[About this task]: Search the records for the string "Selection". Copy each line where it occurs.

** Opening Records to use block **

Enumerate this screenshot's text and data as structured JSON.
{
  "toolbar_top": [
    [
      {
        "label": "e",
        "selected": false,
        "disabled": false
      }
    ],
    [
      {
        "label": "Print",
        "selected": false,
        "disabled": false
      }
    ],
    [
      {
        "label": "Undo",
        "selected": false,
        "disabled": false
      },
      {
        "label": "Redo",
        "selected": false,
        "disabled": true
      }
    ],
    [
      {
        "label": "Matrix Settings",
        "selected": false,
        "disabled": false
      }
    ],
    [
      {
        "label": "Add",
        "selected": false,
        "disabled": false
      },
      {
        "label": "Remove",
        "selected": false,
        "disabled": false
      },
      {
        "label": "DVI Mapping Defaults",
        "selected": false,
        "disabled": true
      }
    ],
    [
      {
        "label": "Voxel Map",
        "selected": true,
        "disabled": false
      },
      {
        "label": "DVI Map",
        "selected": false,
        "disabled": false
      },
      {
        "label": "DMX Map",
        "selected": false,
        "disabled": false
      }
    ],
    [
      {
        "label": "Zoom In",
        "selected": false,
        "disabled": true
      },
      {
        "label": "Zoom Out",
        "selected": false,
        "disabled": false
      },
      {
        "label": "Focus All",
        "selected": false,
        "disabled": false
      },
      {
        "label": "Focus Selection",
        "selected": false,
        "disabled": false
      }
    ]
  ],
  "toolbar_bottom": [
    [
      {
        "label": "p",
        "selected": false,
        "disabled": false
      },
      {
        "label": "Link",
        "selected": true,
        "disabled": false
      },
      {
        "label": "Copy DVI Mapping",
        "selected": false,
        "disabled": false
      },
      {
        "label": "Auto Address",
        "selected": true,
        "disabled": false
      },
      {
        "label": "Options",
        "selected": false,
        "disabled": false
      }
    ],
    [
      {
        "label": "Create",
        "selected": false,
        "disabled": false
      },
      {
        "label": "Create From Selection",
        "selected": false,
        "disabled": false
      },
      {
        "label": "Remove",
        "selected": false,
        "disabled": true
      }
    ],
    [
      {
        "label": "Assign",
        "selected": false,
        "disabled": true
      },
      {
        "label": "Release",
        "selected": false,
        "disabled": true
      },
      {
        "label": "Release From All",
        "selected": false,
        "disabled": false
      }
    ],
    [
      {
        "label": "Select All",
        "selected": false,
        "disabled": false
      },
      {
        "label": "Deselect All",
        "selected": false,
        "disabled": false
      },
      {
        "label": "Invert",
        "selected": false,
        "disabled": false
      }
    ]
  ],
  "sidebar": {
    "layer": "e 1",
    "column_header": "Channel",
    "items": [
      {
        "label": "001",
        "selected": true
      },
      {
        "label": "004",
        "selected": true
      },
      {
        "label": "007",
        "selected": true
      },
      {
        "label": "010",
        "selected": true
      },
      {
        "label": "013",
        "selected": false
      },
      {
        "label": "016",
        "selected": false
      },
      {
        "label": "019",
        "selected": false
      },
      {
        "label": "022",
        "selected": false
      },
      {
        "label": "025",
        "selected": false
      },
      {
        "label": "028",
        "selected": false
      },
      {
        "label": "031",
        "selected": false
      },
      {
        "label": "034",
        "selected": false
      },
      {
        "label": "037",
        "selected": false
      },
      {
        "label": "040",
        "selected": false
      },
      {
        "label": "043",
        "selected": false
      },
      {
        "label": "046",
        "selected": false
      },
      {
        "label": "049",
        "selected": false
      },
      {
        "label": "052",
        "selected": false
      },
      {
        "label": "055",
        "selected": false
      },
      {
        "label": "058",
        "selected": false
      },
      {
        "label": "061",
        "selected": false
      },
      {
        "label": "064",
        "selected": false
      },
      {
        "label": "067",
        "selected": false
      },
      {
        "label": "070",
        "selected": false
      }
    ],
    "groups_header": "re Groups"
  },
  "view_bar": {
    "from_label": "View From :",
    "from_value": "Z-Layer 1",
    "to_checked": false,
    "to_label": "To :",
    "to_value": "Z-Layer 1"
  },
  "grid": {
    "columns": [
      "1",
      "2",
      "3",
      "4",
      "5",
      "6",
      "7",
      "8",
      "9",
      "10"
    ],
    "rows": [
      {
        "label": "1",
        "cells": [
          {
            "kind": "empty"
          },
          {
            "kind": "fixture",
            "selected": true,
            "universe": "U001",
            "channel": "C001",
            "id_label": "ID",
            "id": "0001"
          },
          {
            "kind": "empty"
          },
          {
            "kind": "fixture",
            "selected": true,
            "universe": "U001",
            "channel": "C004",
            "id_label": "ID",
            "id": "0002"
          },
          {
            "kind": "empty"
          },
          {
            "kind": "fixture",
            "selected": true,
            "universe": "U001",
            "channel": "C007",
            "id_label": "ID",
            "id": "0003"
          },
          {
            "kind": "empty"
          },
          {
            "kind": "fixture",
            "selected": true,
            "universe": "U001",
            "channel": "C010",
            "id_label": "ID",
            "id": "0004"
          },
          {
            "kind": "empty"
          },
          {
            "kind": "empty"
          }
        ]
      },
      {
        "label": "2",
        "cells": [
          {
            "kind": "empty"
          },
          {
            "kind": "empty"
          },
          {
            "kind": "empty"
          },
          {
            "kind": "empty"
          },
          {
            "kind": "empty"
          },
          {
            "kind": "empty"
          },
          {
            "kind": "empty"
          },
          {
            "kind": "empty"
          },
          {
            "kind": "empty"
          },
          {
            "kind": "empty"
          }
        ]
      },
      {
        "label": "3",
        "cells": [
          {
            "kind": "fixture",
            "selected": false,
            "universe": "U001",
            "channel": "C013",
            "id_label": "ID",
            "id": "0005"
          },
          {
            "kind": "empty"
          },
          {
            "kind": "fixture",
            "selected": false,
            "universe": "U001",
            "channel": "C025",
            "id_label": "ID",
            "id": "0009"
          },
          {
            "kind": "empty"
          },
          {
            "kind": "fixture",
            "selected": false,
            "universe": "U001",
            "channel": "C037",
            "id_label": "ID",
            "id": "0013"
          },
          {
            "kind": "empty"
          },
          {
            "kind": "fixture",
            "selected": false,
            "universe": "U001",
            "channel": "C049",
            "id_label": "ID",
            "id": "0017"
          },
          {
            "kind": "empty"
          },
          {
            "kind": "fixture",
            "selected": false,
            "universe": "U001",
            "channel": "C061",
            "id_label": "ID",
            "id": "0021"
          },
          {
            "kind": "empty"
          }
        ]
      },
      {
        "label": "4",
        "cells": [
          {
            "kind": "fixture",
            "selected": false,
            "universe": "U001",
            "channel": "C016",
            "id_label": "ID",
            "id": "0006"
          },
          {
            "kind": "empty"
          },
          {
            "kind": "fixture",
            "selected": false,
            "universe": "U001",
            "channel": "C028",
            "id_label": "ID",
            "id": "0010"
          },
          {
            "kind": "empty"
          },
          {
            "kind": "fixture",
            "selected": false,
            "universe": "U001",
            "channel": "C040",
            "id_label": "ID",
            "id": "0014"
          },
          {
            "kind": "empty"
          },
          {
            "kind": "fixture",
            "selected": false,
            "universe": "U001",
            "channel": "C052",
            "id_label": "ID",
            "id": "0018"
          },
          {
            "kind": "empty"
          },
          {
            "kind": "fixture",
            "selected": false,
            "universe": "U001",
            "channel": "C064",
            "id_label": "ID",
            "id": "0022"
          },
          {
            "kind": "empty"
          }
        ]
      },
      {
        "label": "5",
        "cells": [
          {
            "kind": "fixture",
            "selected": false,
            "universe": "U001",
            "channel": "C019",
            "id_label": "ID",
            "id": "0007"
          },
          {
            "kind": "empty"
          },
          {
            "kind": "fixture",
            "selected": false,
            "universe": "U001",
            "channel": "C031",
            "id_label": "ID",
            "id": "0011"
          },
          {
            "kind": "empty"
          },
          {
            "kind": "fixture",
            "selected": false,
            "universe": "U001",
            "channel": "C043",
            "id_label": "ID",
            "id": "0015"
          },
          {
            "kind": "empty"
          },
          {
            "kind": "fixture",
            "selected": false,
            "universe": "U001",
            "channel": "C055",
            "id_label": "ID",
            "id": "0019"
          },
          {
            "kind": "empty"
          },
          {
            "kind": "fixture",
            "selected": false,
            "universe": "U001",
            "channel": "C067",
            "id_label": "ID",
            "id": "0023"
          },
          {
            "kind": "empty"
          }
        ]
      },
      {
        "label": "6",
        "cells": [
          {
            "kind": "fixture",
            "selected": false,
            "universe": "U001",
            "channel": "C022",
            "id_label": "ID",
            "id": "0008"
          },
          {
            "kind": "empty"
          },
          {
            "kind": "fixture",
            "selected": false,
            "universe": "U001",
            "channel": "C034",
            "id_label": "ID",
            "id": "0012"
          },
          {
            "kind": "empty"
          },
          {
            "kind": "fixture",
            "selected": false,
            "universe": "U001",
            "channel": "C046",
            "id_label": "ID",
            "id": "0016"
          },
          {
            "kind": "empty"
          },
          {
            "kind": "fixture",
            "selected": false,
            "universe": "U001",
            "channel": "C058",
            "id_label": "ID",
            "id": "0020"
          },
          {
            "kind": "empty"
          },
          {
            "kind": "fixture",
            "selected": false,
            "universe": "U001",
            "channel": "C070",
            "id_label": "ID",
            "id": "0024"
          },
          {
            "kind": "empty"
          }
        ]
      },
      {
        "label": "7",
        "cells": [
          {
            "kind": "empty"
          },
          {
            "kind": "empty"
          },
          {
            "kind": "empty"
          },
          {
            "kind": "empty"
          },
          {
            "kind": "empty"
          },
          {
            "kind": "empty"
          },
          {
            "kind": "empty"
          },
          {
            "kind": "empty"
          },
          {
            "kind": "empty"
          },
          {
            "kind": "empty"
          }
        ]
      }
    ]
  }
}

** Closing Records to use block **

[Task answer]:
        "label": "Focus Selection",
        "label": "Create From Selection",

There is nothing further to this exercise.